### Task instructions
Go through the listing and copy each line that has the string "this" in it.
START Task material
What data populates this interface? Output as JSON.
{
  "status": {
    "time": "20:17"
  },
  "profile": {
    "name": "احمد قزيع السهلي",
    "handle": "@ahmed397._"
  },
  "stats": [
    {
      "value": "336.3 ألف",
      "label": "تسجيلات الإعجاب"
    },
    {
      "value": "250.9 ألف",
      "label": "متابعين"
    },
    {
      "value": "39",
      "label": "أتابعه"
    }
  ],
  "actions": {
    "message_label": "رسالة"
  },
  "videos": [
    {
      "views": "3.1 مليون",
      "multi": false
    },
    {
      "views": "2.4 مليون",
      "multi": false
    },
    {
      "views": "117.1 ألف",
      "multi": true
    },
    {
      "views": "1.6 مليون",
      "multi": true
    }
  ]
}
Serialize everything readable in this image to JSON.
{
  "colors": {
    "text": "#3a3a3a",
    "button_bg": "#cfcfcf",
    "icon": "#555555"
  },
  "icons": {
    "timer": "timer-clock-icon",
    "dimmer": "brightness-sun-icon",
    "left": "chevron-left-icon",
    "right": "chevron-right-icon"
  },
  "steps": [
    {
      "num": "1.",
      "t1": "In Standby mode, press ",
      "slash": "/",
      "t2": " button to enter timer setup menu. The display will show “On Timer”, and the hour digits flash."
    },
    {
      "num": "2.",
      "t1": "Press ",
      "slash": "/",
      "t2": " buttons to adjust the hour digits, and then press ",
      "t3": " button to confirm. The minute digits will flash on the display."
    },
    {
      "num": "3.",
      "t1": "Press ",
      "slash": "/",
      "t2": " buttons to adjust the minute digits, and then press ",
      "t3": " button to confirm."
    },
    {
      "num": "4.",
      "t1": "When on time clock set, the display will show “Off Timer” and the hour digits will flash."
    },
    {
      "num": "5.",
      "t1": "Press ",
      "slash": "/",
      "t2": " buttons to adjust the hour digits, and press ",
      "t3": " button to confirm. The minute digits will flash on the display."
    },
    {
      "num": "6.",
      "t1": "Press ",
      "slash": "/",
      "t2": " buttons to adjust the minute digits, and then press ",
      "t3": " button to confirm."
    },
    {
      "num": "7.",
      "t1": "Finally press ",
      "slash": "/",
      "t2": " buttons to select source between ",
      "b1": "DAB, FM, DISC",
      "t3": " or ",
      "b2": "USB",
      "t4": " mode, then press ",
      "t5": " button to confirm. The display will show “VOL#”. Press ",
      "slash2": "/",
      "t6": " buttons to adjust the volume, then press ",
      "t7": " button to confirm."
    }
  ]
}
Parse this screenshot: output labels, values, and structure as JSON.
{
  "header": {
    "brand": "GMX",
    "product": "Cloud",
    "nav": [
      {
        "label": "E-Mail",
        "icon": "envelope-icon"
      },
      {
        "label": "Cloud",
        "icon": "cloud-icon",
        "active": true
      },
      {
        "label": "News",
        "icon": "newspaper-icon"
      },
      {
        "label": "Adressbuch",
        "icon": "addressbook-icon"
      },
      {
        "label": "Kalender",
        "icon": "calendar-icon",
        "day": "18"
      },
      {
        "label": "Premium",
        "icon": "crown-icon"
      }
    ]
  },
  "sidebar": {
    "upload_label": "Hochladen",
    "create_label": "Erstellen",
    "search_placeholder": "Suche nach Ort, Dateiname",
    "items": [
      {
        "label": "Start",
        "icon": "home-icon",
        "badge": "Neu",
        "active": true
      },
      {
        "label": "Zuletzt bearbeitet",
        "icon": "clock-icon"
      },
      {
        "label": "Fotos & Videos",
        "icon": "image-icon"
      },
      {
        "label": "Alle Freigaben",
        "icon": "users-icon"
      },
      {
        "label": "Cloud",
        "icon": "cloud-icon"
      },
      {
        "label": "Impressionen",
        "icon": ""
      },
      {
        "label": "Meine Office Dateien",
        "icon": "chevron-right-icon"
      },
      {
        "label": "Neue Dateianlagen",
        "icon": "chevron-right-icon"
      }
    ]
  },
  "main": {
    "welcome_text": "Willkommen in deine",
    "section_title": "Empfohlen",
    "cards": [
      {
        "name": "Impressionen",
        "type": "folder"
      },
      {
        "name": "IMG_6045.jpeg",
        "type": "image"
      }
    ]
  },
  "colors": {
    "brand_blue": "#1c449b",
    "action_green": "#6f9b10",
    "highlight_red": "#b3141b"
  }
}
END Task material
### Reply
What data populates this interface? Output as JSON.
Serialize everything readable in this image to JSON.
Parse this screenshot: output labels, values, and structure as JSON.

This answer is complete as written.